Exploring Popular Cheeses in Different Cuisines
If you love indulging in cheese, then you’re in luck. There are thousands of varieties of cheese found around the world! You may be familiar with many of the most popular cheeses, but do you know which countries they come from?
Here’s a quick run-down on some of the most well-known types:
Parmigiano Reggiano is a type of hard Italian cheese, often referred to as “the King of Cheese.” It’s made in the provinces of Parma, Reggio Emilia and Bologna. Its slightly salty yet nutty taste is characteristic of Italian cuisine.
Cheddar is a popular English cheese that originated in the 12th century. It takes its name from a village in England and is described as having a tangy flavor. Cheddars can range from mild to extra sharp, depending on age and origin.
Gouda hails from the Netherlands and is one of the oldest known types of cheese. It has a mild yet slightly sweet flavor and comes packed with vitamins A, B12 and D3.
Swiss cheese has large holes caused by fermentation and is commonly used for sandwiches and fondue cooking. It has a creamy texture with nutty undertones. Emmentaler Swiss and Gruyère are two popular varieties found throughout Europe.
From soft to hard cheeses, there’s something for everyone! Cheese isn’t just delicious—it’s also an excellent source of complete

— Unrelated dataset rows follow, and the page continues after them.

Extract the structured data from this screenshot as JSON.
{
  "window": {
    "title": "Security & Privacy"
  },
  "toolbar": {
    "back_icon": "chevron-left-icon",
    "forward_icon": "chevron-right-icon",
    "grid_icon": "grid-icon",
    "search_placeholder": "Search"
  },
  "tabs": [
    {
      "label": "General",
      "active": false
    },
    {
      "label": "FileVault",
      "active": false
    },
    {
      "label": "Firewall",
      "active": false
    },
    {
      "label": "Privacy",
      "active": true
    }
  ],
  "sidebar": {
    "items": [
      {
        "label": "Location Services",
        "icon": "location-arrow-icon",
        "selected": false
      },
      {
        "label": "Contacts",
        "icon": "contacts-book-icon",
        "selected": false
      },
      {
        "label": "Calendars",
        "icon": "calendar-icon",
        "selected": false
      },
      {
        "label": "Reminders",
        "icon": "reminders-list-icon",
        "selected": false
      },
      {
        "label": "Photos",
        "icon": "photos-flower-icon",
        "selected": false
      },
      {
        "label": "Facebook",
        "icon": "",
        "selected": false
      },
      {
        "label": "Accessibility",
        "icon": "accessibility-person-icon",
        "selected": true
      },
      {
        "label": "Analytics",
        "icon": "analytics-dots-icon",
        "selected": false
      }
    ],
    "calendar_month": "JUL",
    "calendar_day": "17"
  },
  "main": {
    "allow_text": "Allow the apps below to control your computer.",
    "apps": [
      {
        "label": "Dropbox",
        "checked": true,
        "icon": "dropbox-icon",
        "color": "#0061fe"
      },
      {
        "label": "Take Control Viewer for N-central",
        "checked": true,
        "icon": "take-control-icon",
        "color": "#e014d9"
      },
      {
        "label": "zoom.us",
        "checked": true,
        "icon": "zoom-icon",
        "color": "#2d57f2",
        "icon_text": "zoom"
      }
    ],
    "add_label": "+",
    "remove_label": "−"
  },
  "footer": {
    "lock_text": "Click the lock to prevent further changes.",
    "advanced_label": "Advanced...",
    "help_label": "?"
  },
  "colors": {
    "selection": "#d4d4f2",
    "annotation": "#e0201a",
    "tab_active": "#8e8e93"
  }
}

Cheese is an excellent source of complete protein and there are a variety of ways you can incorporate it into your diet. Cheese is not only delicious and versatile, but it’s also a nutrient-dense food with many health benefits. Cheese is a great addition to a healthy eating plan because it can help to increase muscle mass, boost your immune system, and provide essential nutrients. With so many varieties of cheese to choose from, you can easily find a favorite and turn it into a healthy and delicious meal or snack. So go ahead and get cheesy – your body will thank you for it!
Time to go Pump Some Iron!